Asking rent reductions have been steeper in core urban markets, according to Muscatello. She notes, for example, that office asking rents in the New York City metro area dipped by 3.0 percent in 2020 and in San Francisco 8.8 percent.
Submarkets in these two metros, however, still have the highest asking rents nationally, according to data from proptech provider CommercialEdge. The report, which ranked office submarkets by asking rents in the fourth quarter of 2020, placed San Francisco’s Menlo Park—home to Facebook—at the top with asking rents of $109. 57 per sq. ft., followed by New York’s Plaza District and SoHo submarkets at $104.29 and $94.86 per sq. ft., respectively.
In fact, California submarkets accounted for 29 of the top 50 priciest office submarkets in the United States, according to that data. Fourteen of the submarkets were in the San Francisco metro area, with average asking rents ranging from $60 to $70 per sq. ft. The Bay Area and Los Angeles accounted for the remaining priciest California markets, with Palo Alto, home to 36 tech companies, and Los Gatos, which is home to Netflix’s headquarters, having average asking rents of $92.90 and $82.26 per sq. ft. respectively.
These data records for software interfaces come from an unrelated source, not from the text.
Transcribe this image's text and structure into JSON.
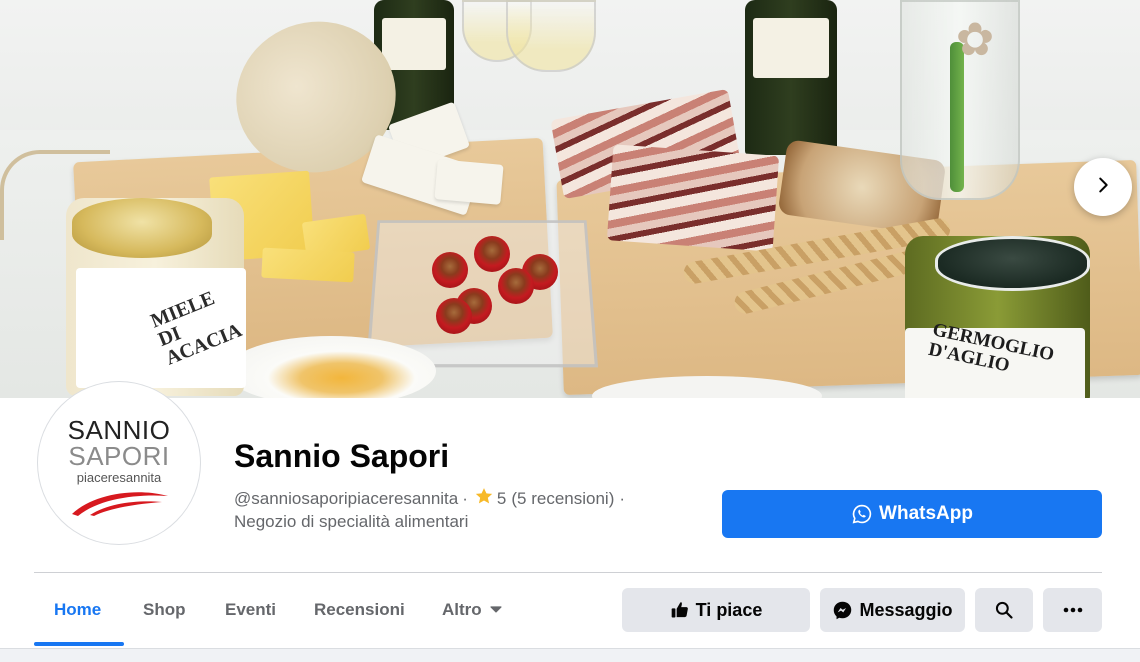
{
  "cover": {
    "honey_jar_label": "MIELE DI ACACIA",
    "garlic_jar_label": "GERMOGLIO D'AGLIO",
    "next_icon": "chevron-right-icon"
  },
  "avatar": {
    "line1": "SANNIO",
    "line2": "SAPORI",
    "line3": "piaceresannita",
    "swoosh_color": "#d7191f"
  },
  "page": {
    "name": "Sannio Sapori",
    "handle": "@sanniosaporipiaceresannita",
    "separator": "·",
    "rating": "5",
    "reviews": "(5 recensioni)",
    "category": "Negozio di specialità alimentari"
  },
  "primary_action": {
    "label": "WhatsApp",
    "icon": "whatsapp-icon",
    "color": "#1877f2"
  },
  "tabs": [
    {
      "label": "Home",
      "active": true
    },
    {
      "label": "Shop"
    },
    {
      "label": "Eventi"
    },
    {
      "label": "Recensioni"
    },
    {
      "label": "Altro",
      "icon": "caret-down-icon"
    }
  ],
  "actions": {
    "like_label": "Ti piace",
    "message_label": "Messaggio",
    "search_icon": "search-icon",
    "more_icon": "more-icon"
  },
  "colors": {
    "accent": "#1877f2",
    "secondary_button": "#e4e6eb",
    "muted_text": "#65676b",
    "star": "#f7b928"
  }
}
Don’t count on bargains
While most real estate funds aren’t specifically targeting assets in major gateway markets, which have been severely impacted by the pandemic, Muscatello stresses, “The agglomeration of talent and industry in these established markets is hard to replicate, and once the pandemic is fully behind us, leasing is expected to return to the big cities.”
Nonetheless, she says that high-rise office buildings in urban cores are expected to experience more weakness in the near term, which could lead to a reset in pricing, providing buying opportunities for long-term investments.
At the moment, office investment sales volume nationally remains low, at roughly 60 percent below the levels achieved during the previous four years. The most significant trades that happened core markets in recent months involved buildings backed by long-term leases or those specializing in the outperforming biolab subsector.
“The focus has been on high-quality, trophy assets leased to credit tenants, or in the case of a market like Boston, on biotech/lab assets,” says Muscatello. In fact, Boston was the only major market where asking office rents edged up, rising by 0.6 percent, according to Costar.
“There is still demand for high occupancy properties with high-credit tenants and long lease terms. But there is a dearth of activity in anything else except properties that either have a life sciences element or the opportunity for conversion to a life sciences purpose,” agrees Anderson.
For example, two of the larger transactions that took place in New York and Boston in December 2020 involved the $953-million acquisition of a 95 percent share in 410 10th Avenue, a 636,000-sf.-ft. property in New York anchored by Amazon and First Republic Bank by 601 W Companies and the $664-million purchase of the Discovery Park life sciences campus in the Cambridge submarket by REIT Healthpeak Properties.
With so few trades occurring in 2020, there was no significant shift in cap rates, but last year saw office prices per sq. ft. rise modestly on a national level, according to Muscatello. She notes that was because in many cases the deals were already in negotiations prior to the onset of the pandemic in the U.S., which kept pricing relatively stable across most markets. At the end of the fourth quarter, the average cap rate on U.S. office buildings stood at 6.6 percent, according to data firm Real Capital Analytics—flat with the fourth quarter of 2019. The average cap rate for office buildings in Central Business Districts, at 5.8 percent, was still below its historical average of 6.1 percent.